Connecting Greater Phoenix gardeners with information that helps put xeriscape principles into action.

Best Time to Plant (and Enjoy) Wildflowers

A wet winter in Phoenix means just one thing:  abundant spring wildflowers.  Yep.  Vibrant yellow-orange Mexican Poppies, bright pink Parry’s Penstemon, sunny Desert Marigold, and lots more crawl up hillsides, gather along roadsides, and dot our desert landscapes.  And my sedentary lifestyle is rudely interrupted by an urge  to hike.

But why hike if you can create the natural look of wildflowers in your own desert garden?  (Yeah, yeah…the health benefits…sigh.)  Wildflowers fit really well into our xeriscapes, adding the same breathtaking color that you see growing naturally in the desert.  Plus, they’re pretty easy to grow.

When overnight temperatures start to cool, around mid-October to mid-November, lightly rake soil and sprinkle wildflower seeds where you want them.  For more even coverage, mix 1 part seeds with 5 parts sand and apply with a hand spreader.  If you already have mulch, such as decomposed granite, seeds can be sprinkled directly over the mulch and watered in.

Keep the area moist until seedlings are an inch or two tall.  Then, cut back watering to every couple of weeks or when seedlings start looking stressed.  Seeds need sunlight to germinate, so don’t bury or cover them with soil.

When spring arrives, skip the hike and enjoy the show in your own natural wildflower garden.  Or double the pleasure with a long hike!



Overseeding for Winter Lawns in Phoenix

Well, here it is, October in the desert, and all I can think about is how freakin’ thrilled I am for “turf break”!  No more fertilizing, mulching, mowing and–say it isn’t so!–NO MORE WATERING the weeds that we call grass!

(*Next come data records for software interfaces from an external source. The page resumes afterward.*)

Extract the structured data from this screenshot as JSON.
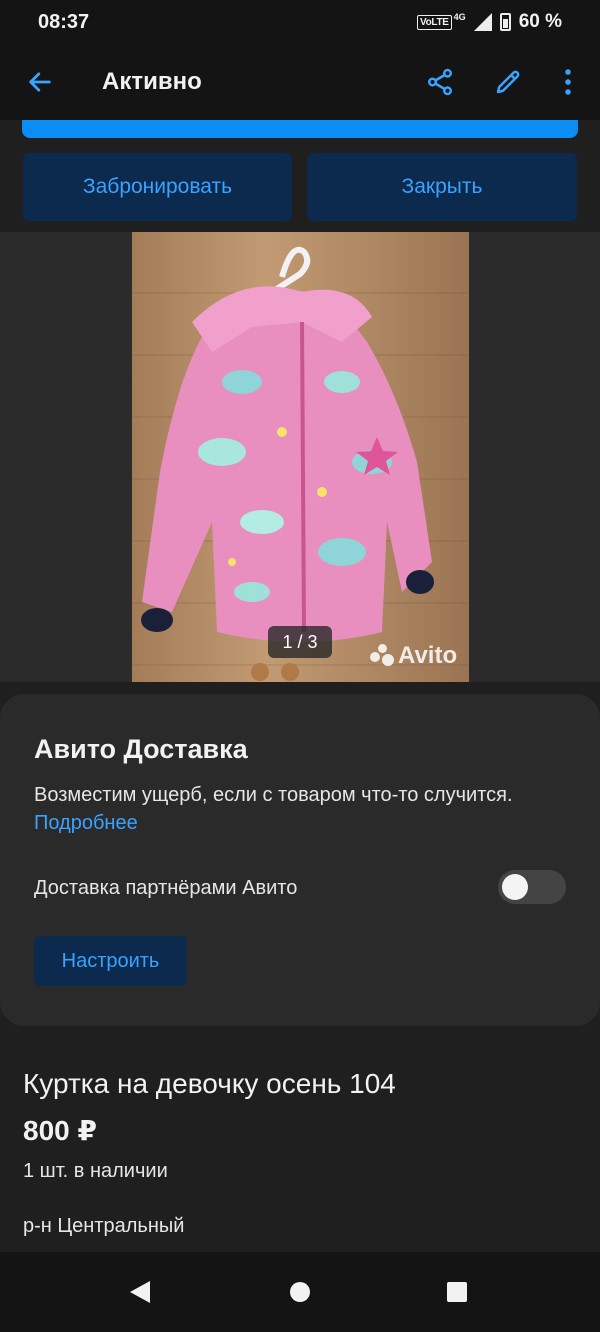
{
  "status_bar": {
    "time": "08:37",
    "network_badge": "VoLTE",
    "network_type": "4G",
    "battery": "60 %"
  },
  "app_bar": {
    "title": "Активно",
    "icons": [
      "arrow-left-icon",
      "share-icon",
      "edit-icon",
      "more-vert-icon"
    ]
  },
  "actions": {
    "reserve_label": "Забронировать",
    "close_label": "Закрыть"
  },
  "gallery": {
    "pager": "1 / 3",
    "watermark": "Avito"
  },
  "delivery": {
    "title": "Авито Доставка",
    "description": "Возместим ущерб, если с товаром что-то случится.",
    "more_link": "Подробнее",
    "toggle_label": "Доставка партнёрами Авито",
    "toggle_on": false,
    "setup_label": "Настроить"
  },
  "item": {
    "title": "Куртка на девочку осень 104",
    "price": "800 ₽",
    "stock": "1 шт. в наличии",
    "location": "р-н Центральный"
  },
  "colors": {
    "accent": "#0a8ef5",
    "link": "#3aa2ff",
    "button_bg": "#0b2a4d",
    "background": "#1f1f1f",
    "card": "#2a2a2a"
  }
}
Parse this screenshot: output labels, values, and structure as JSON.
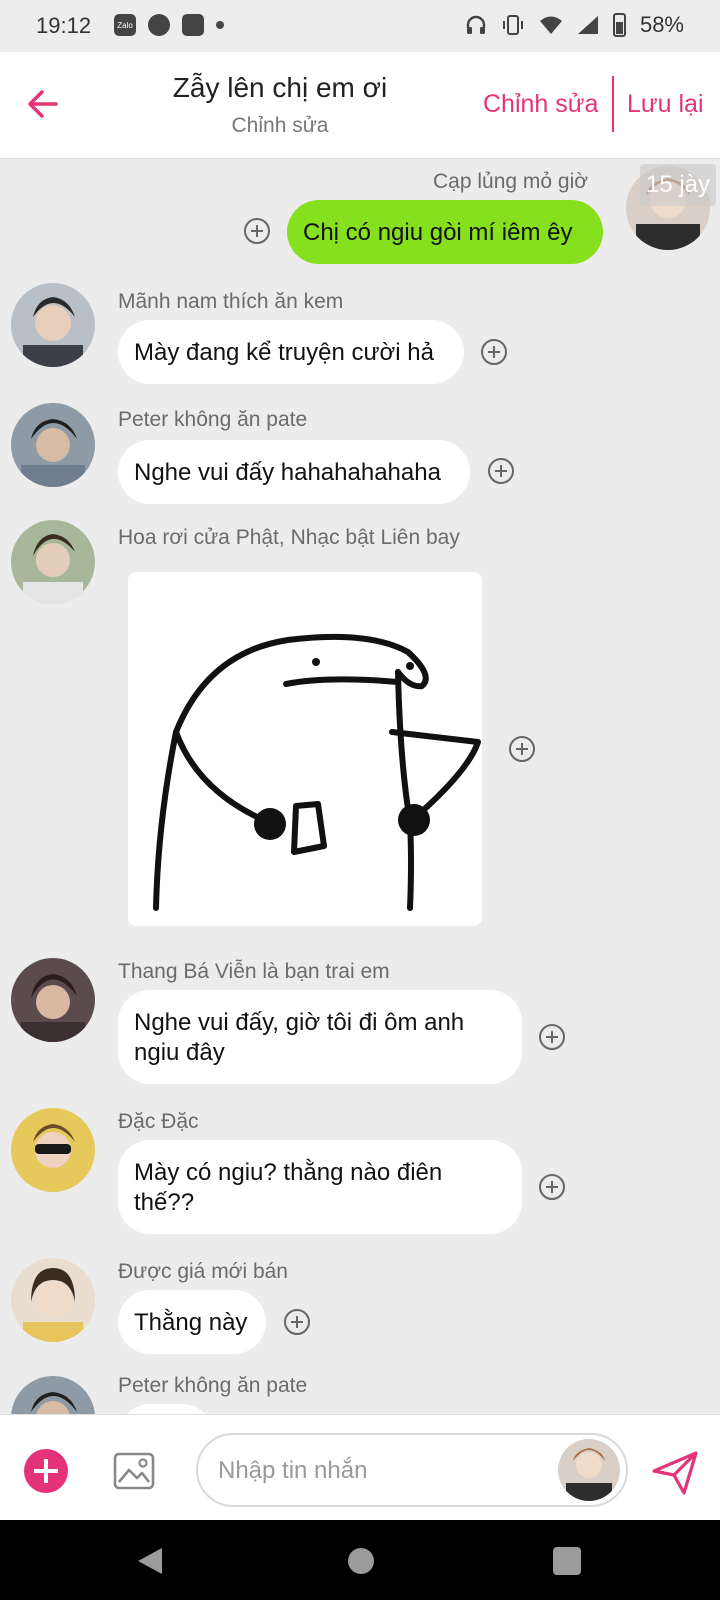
{
  "status_bar": {
    "time": "19:12",
    "battery": "58%"
  },
  "header": {
    "title": "Zẫy lên chị em ơi",
    "subtitle": "Chỉnh sửa",
    "edit_label": "Chỉnh sửa",
    "save_label": "Lưu lại"
  },
  "chat": {
    "time_badge": "15 jày",
    "messages": [
      {
        "sender": "Cạp lủng mỏ giờ",
        "text": "Chị có ngiu gòi mí iêm êy",
        "me": true
      },
      {
        "sender": "Mãnh nam thích ăn kem",
        "text": "Mày đang kể truyện cười hả"
      },
      {
        "sender": "Peter không ăn pate",
        "text": "Nghe vui đấy hahahahahaha"
      },
      {
        "sender": "Hoa rơi cửa Phật, Nhạc bật Liên bay",
        "sticker": "blob-sticker"
      },
      {
        "sender": "Thang Bá Viễn là bạn trai em",
        "text": "Nghe vui đấy, giờ tôi đi ôm anh ngiu đây"
      },
      {
        "sender": "Đặc Đặc",
        "text": "Mày có ngiu? thằng nào điên thế??"
      },
      {
        "sender": "Được giá mới bán",
        "text": "Thằng này"
      },
      {
        "sender": "Peter không ăn pate"
      }
    ]
  },
  "composer": {
    "placeholder": "Nhập tin nhắn"
  },
  "colors": {
    "accent": "#e5337a",
    "my_bubble": "#86e01d",
    "background": "#ececec"
  }
}
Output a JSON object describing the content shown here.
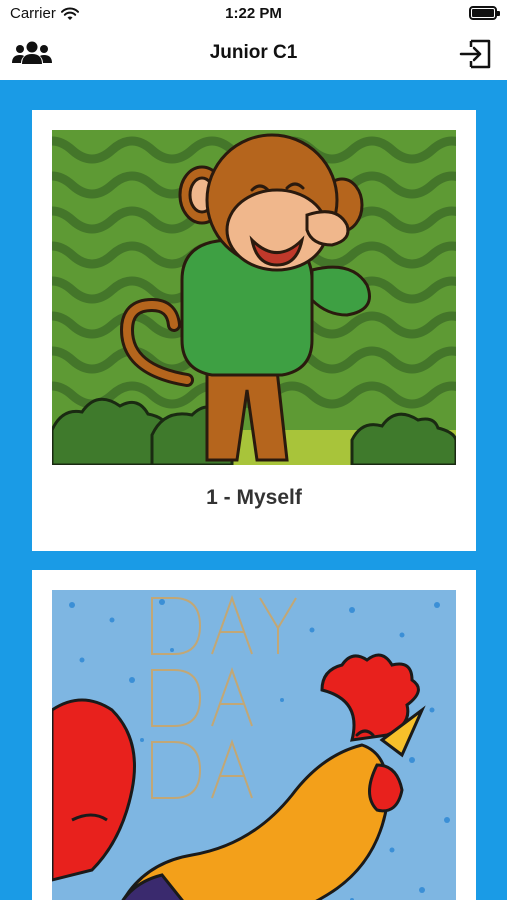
{
  "status_bar": {
    "carrier": "Carrier",
    "time": "1:22 PM"
  },
  "nav": {
    "title": "Junior C1"
  },
  "units": [
    {
      "label": "1 - Myself"
    },
    {
      "label": ""
    }
  ],
  "icons": {
    "wifi": "wifi-icon",
    "battery": "battery-icon",
    "people": "people-icon",
    "logout": "logout-icon"
  },
  "colors": {
    "background": "#1a9be6",
    "card": "#ffffff",
    "header": "#ffffff"
  }
}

Now, I can pretend that I’m on a one-woman mission to save the Earth from our thirsty ways by having a completely natural desert landscape.  But I’m not.  No, I’m out to save the greenbacks!  The fewer of those that I have to send to the City of Phoenix for water, the happier I am.  That’s why I love turf break!

BUT…some of you like to overseed for winter and don’t mind all the maintenance and money it takes to get there.  I salute you for that.  Just don’t do it while it’s hot.  Wait until nighttime temps drop to 65 or below for 3-7 consecutive days, and then start overseeding.

By the way, the very nature of overseeding forces Bermuda grass into dormancy so another grass can grow over it–which shocks the system.  So lay off the overseeding every couple of years…and enjoy a turf break!


« Previous Page « Previous Page Next entries »